What the design teams needed was information on vortex shedding and the effect of neighbouring buildings. To achieve reliable results, the Wirth team carried out a transient analysis, otherwise known as an unsteady flow analysis.
This takes many times longer to run than a basic steady state analysis, which calculates average values. Transient analysis gives a more realistic picture of how the wind flow patterns vary over time and identifies the worst case scenarios much more accurately.
The different patterns of wind around each tower clearly demonstrate the effects of the individual architectural design. Closer to home, the Wirth team is now working with PLP Architecture on the detailed design of 22 Bishopsgate, a 278m, 62-storey tower located in the City of London’s existing tall building cluster.
F1 Tall Buildings London
It will be the second tallest building in London when completed. Construction of its planned predecessor, the Pinnacle, stopped in 2012, with only the first seven stories of the concrete core actually built.
Redesigned and renamed, the project is due for completion in 2019. It had to satisfy the planning authorities on a number of counts, not least the potential loss of natural light to surrounding buildings. Also vital was reassurance on the new building’s effect on pedestrian safety and comfort.
Downwash from the proposed building would be funnelled along adjoining roads and pavements. Initial CFD analysis indicated that limits set by the Lawson Comfort Criteria, the accepted guidance, would be exceeded frequently in certain areas. The problem was worst in Bishopsgate itself, but there were areas in adjoining streets that were also under threat.
“We came in later than we would really like,” Winchester reports. “There had already been a lot of wind tunnel testing done, which had fixed most of the issues, but couldn’t find a solution for the problems on Bishopsgate itself.
“Everything above the fourth floor was fixed, so we could only work below that level.”
Vanes or baffles to deflect the downwash and keep it above the heads of pedestrians were one possibility.

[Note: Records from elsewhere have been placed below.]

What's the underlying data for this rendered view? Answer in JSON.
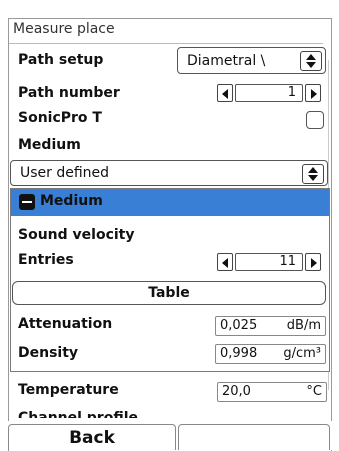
{
  "window": {
    "title": "Measure place"
  },
  "path_setup": {
    "label": "Path setup",
    "value": "Diametral \\"
  },
  "path_number": {
    "label": "Path number",
    "value": "1"
  },
  "sonicpro": {
    "label": "SonicPro T"
  },
  "medium": {
    "label": "Medium",
    "value": "User defined"
  },
  "popup": {
    "title": "Medium",
    "sound_velocity_label": "Sound velocity",
    "entries_label": "Entries",
    "entries_value": "11",
    "table_button": "Table",
    "attenuation_label": "Attenuation",
    "attenuation_value": "0,025",
    "attenuation_unit": "dB/m",
    "density_label": "Density",
    "density_value": "0,998",
    "density_unit": "g/cm³"
  },
  "temperature": {
    "label": "Temperature",
    "value": "20,0",
    "unit": "°C"
  },
  "channel_profile": {
    "label": "Channel profile"
  },
  "footer": {
    "back_label": "Back"
  },
  "colors": {
    "header_blue": "#3a7fd6"
  }
}
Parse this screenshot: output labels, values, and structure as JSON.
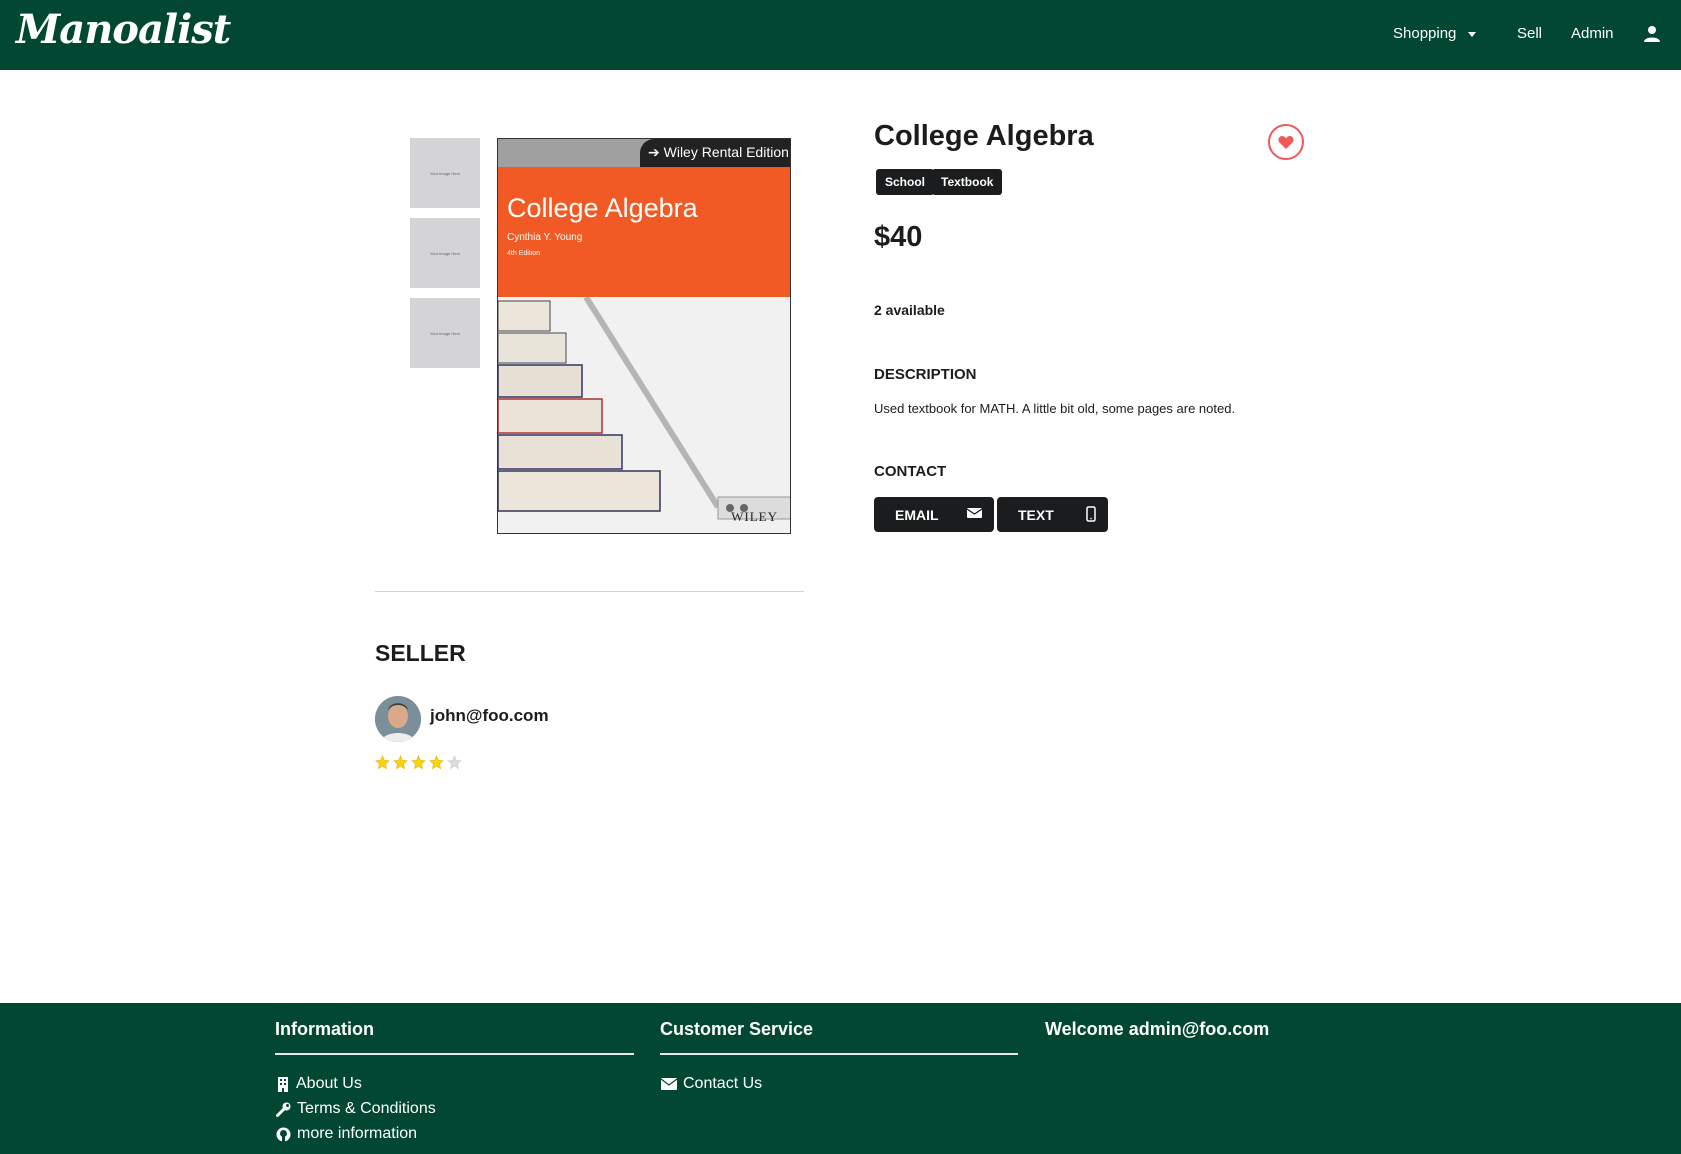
{
  "nav": {
    "logo": "Manoalist",
    "shopping": "Shopping",
    "sell": "Sell",
    "admin": "Admin"
  },
  "gallery": {
    "thumb_placeholder": "Your Image Here",
    "cover": {
      "series": "Wiley Rental Edition",
      "title": "College Algebra",
      "author": "Cynthia Y. Young",
      "edition": "4th Edition",
      "publisher": "WILEY"
    }
  },
  "product": {
    "title": "College Algebra",
    "tags": [
      "School",
      "Textbook"
    ],
    "price": "$40",
    "availability": "2 available",
    "description_heading": "DESCRIPTION",
    "description": "Used textbook for MATH. A little bit old, some pages are noted.",
    "contact_heading": "CONTACT",
    "email_label": "EMAIL",
    "text_label": "TEXT"
  },
  "seller": {
    "heading": "SELLER",
    "email": "john@foo.com",
    "rating": 4,
    "rating_max": 5
  },
  "footer": {
    "information_title": "Information",
    "about": "About Us",
    "terms": "Terms & Conditions",
    "more": "more information",
    "customer_title": "Customer Service",
    "contact": "Contact Us",
    "welcome": "Welcome admin@foo.com"
  },
  "colors": {
    "brand_green": "#024731",
    "heart_red": "#f25858",
    "star_gold": "#fbd40f"
  }
}
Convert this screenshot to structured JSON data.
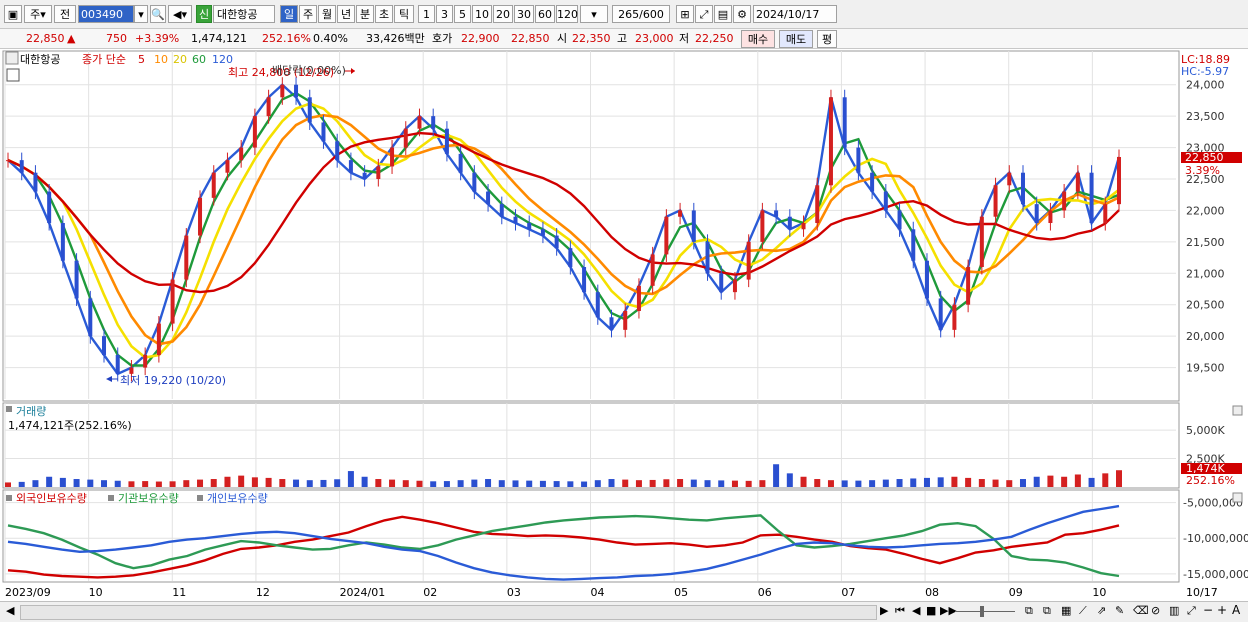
{
  "toolbar": {
    "period_type": "주",
    "prev_label": "전",
    "code": "003490",
    "new_badge": "신",
    "name": "대한항공",
    "period_tabs": [
      "일",
      "주",
      "월",
      "년",
      "분",
      "초",
      "틱"
    ],
    "interval_buttons": [
      "1",
      "3",
      "5",
      "10",
      "20",
      "30",
      "60",
      "120"
    ],
    "count": "265",
    "count_total": "/600",
    "date": "2024/10/17"
  },
  "quote": {
    "price": "22,850",
    "change": "750",
    "change_pct": "+3.39%",
    "volume": "1,474,121",
    "volume_ratio": "252.16%",
    "turnover": "0.40%",
    "amount": "33,426백만",
    "ask_label": "호가",
    "ask": "22,900",
    "bid": "22,850",
    "open_label": "시",
    "open": "22,350",
    "high_label": "고",
    "high": "23,000",
    "low_label": "저",
    "low": "22,250",
    "buy_btn": "매수",
    "sell_btn": "매도",
    "eval_btn": "평"
  },
  "price_panel": {
    "title": "대한항공",
    "legend_prefix": "종가 단순",
    "ma_labels": [
      "5",
      "10",
      "20",
      "60",
      "120"
    ],
    "ma_colors": [
      "#d00000",
      "#ff8a00",
      "#f5e000",
      "#1e9a3a",
      "#2a5bd6"
    ],
    "lc": "LC:18.89",
    "hc": "HC:-5.97",
    "high_annotation": "최고 24,800 (12/26)",
    "overlap_annotation": "배당락(0.00%)",
    "low_annotation": "최저 19,220 (10/20)",
    "current_tag": "22,850",
    "current_pct": "3.39%",
    "y_ticks": [
      "24,000",
      "23,500",
      "23,000",
      "22,500",
      "22,000",
      "21,500",
      "21,000",
      "20,500",
      "20,000",
      "19,500"
    ]
  },
  "volume_panel": {
    "title": "거래량",
    "value": "1,474,121주(252.16%)",
    "y_ticks": [
      "5,000K",
      "2,500K"
    ],
    "tag": "1,474K",
    "tag_pct": "252.16%"
  },
  "holdings_panel": {
    "series": [
      "외국인보유수량",
      "기관보유수량",
      "개인보유수량"
    ],
    "y_ticks": [
      "-5,000,000",
      "-10,000,000",
      "-15,000,000"
    ]
  },
  "xaxis": [
    "2023/09",
    "10",
    "11",
    "12",
    "2024/01",
    "02",
    "03",
    "04",
    "05",
    "06",
    "07",
    "08",
    "09",
    "10",
    "10/17"
  ],
  "chart_data": {
    "type": "line",
    "title": "대한항공",
    "ylim": [
      19220,
      24800
    ],
    "price_close": [
      22800,
      22600,
      22300,
      21800,
      21200,
      20600,
      20000,
      19700,
      19400,
      19500,
      19700,
      20200,
      20900,
      21600,
      22200,
      22600,
      22800,
      23000,
      23500,
      23800,
      24000,
      23800,
      23400,
      23100,
      22800,
      22600,
      22500,
      22700,
      23000,
      23300,
      23500,
      23300,
      22900,
      22600,
      22300,
      22100,
      21900,
      21800,
      21700,
      21600,
      21400,
      21100,
      20700,
      20300,
      20100,
      20400,
      20800,
      21300,
      21900,
      22000,
      21500,
      21000,
      20700,
      20900,
      21500,
      22000,
      21900,
      21700,
      21800,
      22400,
      23800,
      23000,
      22600,
      22300,
      22000,
      21700,
      21200,
      20600,
      20100,
      20500,
      21100,
      21900,
      22400,
      22600,
      22100,
      21800,
      22000,
      22300,
      22600,
      21800,
      22100,
      22850
    ],
    "volume_k": [
      400,
      450,
      600,
      900,
      800,
      700,
      650,
      600,
      550,
      500,
      520,
      480,
      500,
      600,
      650,
      700,
      900,
      1000,
      850,
      800,
      700,
      650,
      600,
      620,
      680,
      1400,
      900,
      700,
      650,
      600,
      550,
      500,
      520,
      600,
      650,
      700,
      600,
      580,
      560,
      540,
      520,
      500,
      480,
      600,
      700,
      650,
      600,
      620,
      680,
      700,
      650,
      600,
      580,
      560,
      540,
      600,
      2000,
      1200,
      900,
      700,
      600,
      580,
      560,
      600,
      650,
      700,
      750,
      800,
      850,
      900,
      800,
      700,
      650,
      600,
      700,
      900,
      1000,
      900,
      1100,
      800,
      1200,
      1474
    ],
    "foreign_holding": [
      -14500000,
      -14700000,
      -15100000,
      -15300000,
      -15400000,
      -15500000,
      -15400000,
      -15200000,
      -14800000,
      -14300000,
      -13800000,
      -13100000,
      -12200000,
      -11500000,
      -11300000,
      -11000000,
      -10500000,
      -10200000,
      -9700000,
      -9200000,
      -8300000,
      -7500000,
      -7000000,
      -7400000,
      -7900000,
      -8500000,
      -9100000,
      -9400000,
      -9500000,
      -9700000,
      -9600000,
      -9700000,
      -9900000,
      -10200000,
      -10600000,
      -10900000,
      -10800000,
      -10700000,
      -10900000,
      -11200000,
      -11000000,
      -10600000,
      -9600000,
      -9500000,
      -9800000,
      -10200000,
      -10500000,
      -11100000,
      -11400000,
      -11600000,
      -12200000,
      -12900000,
      -13500000,
      -12800000,
      -12000000,
      -11700000,
      -11200000,
      -10900000,
      -10600000,
      -9500000,
      -9300000,
      -8800000,
      -8200000
    ],
    "inst_holding": [
      -8200000,
      -8700000,
      -9300000,
      -10200000,
      -11300000,
      -12300000,
      -13500000,
      -14200000,
      -13800000,
      -13000000,
      -12500000,
      -11600000,
      -11000000,
      -10400000,
      -10600000,
      -11000000,
      -11300000,
      -11600000,
      -11500000,
      -11000000,
      -10600000,
      -10900000,
      -11300000,
      -11500000,
      -11000000,
      -10200000,
      -9600000,
      -9000000,
      -8600000,
      -8200000,
      -7800000,
      -7500000,
      -7300000,
      -7100000,
      -7000000,
      -6900000,
      -7000000,
      -7200000,
      -7400000,
      -7500000,
      -7200000,
      -7000000,
      -6800000,
      -9000000,
      -11000000,
      -11300000,
      -11100000,
      -10800000,
      -10400000,
      -10000000,
      -9600000,
      -9000000,
      -8100000,
      -7900000,
      -8300000,
      -10100000,
      -12500000,
      -13000000,
      -13100000,
      -13400000,
      -14100000,
      -14900000,
      -15300000
    ],
    "indiv_holding": [
      -10500000,
      -10800000,
      -11200000,
      -11600000,
      -11900000,
      -11800000,
      -11600000,
      -11300000,
      -11000000,
      -10500000,
      -10200000,
      -10000000,
      -9700000,
      -9400000,
      -9200000,
      -9100000,
      -9300000,
      -9700000,
      -10100000,
      -10400000,
      -10700000,
      -11200000,
      -11600000,
      -11800000,
      -12500000,
      -13400000,
      -14200000,
      -14800000,
      -15200000,
      -15500000,
      -15700000,
      -15800000,
      -15700000,
      -15600000,
      -15500000,
      -15300000,
      -15200000,
      -15000000,
      -14700000,
      -14300000,
      -13700000,
      -13000000,
      -12300000,
      -11500000,
      -10800000,
      -10600000,
      -10700000,
      -11000000,
      -11200000,
      -11300000,
      -11200000,
      -11000000,
      -10800000,
      -10700000,
      -10500000,
      -10200000,
      -9800000,
      -8800000,
      -7900000,
      -7100000,
      -6300000,
      -5900000,
      -5500000
    ]
  },
  "bottom": {
    "nav_icons": [
      "▶",
      "⏮",
      "◀",
      "■",
      "▶▶"
    ]
  }
}
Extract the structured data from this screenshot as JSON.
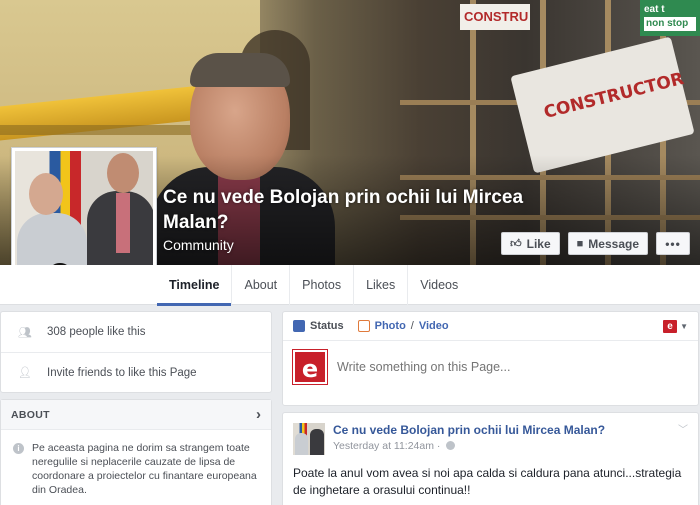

These seemed to be most effective when located at the south western corner, the upwind corner in the prevailing winds. But how many baffles would be needed, and what shape?
Wind tunnel testing of all the options, even if possible, could take months. Instead, Wirth ran simulations of no fewer than 25 variations of baffle designs before coming up with the most effective. All in just three days.
The solution was a stack of six curved baffles, 8m above pavement level. “Then we handed it over to the architect to refine it for aesthetic reasons,” says Rowsell.
There are other aspects of building performance for which only CFD can yield reliable results. The effects of wind-driven rain are a particularly interesting area at the moment, Rowsell says.
This technology has been refined at the coal face of F1 design and can offer insight and a level of detail that no wind tunnel can achieve
Rob Rowsell, Wirth Research
How external winds affect the internal environment of buildings dependent on natural ventilation is another problem beyond the capability of a wind tunnel. So is mapping the spread of airborne pollutants under different wind regimes, and analysing smoke dispersion and fire routing. On a different scale, CFD can provide valuable inputs into landscape design and master planning.
Wirth’s secret is the sheer computer power it can deploy – a 45 teraflop cluster with more than 16 terabytes of memory. “This is orders of magnitude above the typical computer used in building design,” says Rowsell.
“This technology has been refined at the coal face of F1 design and can offer insight and a level of detail that no wind tunnel can achieve.
“We can study the effects of different wind angles and atmospheric and climatic conditions and seasonal variations. For tall buildings, this means potential aerodynamic problems can be identified and resolved during the design process.”
F1 tall buildings mitigation scheme